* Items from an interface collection
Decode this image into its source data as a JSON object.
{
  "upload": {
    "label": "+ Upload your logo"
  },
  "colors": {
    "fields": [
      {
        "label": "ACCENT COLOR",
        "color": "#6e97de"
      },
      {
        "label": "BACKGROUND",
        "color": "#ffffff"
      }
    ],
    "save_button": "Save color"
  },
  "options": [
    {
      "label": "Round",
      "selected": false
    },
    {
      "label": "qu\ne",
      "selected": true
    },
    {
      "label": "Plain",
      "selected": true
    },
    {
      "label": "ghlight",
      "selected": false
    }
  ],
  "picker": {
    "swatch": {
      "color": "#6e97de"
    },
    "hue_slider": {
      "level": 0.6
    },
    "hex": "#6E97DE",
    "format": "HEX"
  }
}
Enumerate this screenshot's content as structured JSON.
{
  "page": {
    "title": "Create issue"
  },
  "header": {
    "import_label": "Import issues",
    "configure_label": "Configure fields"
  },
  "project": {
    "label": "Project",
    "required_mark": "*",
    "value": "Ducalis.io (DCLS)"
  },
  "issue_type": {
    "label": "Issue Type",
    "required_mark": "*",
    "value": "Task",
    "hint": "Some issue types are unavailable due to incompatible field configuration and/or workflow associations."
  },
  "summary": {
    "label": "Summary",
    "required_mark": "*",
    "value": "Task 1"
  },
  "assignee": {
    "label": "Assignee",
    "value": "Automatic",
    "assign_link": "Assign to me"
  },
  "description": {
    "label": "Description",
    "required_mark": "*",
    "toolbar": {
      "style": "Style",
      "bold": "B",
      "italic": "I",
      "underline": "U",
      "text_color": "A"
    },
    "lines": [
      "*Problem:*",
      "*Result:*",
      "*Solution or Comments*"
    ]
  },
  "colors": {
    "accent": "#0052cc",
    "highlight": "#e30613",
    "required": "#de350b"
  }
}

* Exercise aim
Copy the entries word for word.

* Output below
Decode this image into its source data as a JSON object.
{
  "upload": {
    "label": "+ Upload your logo"
  },
  "colors": {
    "fields": [
      {
        "label": "ACCENT COLOR",
        "color": "#6e97de"
      },
      {
        "label": "BACKGROUND",
        "color": "#ffffff"
      }
    ],
    "save_button": "Save color"
  },
  "options": [
    {
      "label": "Round",
      "selected": false
    },
    {
      "label": "qu\ne",
      "selected": true
    },
    {
      "label": "Plain",
      "selected": true
    },
    {
      "label": "ghlight",
      "selected": false
    }
  ],
  "picker": {
    "swatch": {
      "color": "#6e97de"
    },
    "hue_slider": {
      "level": 0.6
    },
    "hex": "#6E97DE",
    "format": "HEX"
  }
}
Enumerate this screenshot's content as structured JSON.
{
  "page": {
    "title": "Create issue"
  },
  "header": {
    "import_label": "Import issues",
    "configure_label": "Configure fields"
  },
  "project": {
    "label": "Project",
    "required_mark": "*",
    "value": "Ducalis.io (DCLS)"
  },
  "issue_type": {
    "label": "Issue Type",
    "required_mark": "*",
    "value": "Task",
    "hint": "Some issue types are unavailable due to incompatible field configuration and/or workflow associations."
  },
  "summary": {
    "label": "Summary",
    "required_mark": "*",
    "value": "Task 1"
  },
  "assignee": {
    "label": "Assignee",
    "value": "Automatic",
    "assign_link": "Assign to me"
  },
  "description": {
    "label": "Description",
    "required_mark": "*",
    "toolbar": {
      "style": "Style",
      "bold": "B",
      "italic": "I",
      "underline": "U",
      "text_color": "A"
    },
    "lines": [
      "*Problem:*",
      "*Result:*",
      "*Solution or Comments*"
    ]
  },
  "colors": {
    "accent": "#0052cc",
    "highlight": "#e30613",
    "required": "#de350b"
  }
}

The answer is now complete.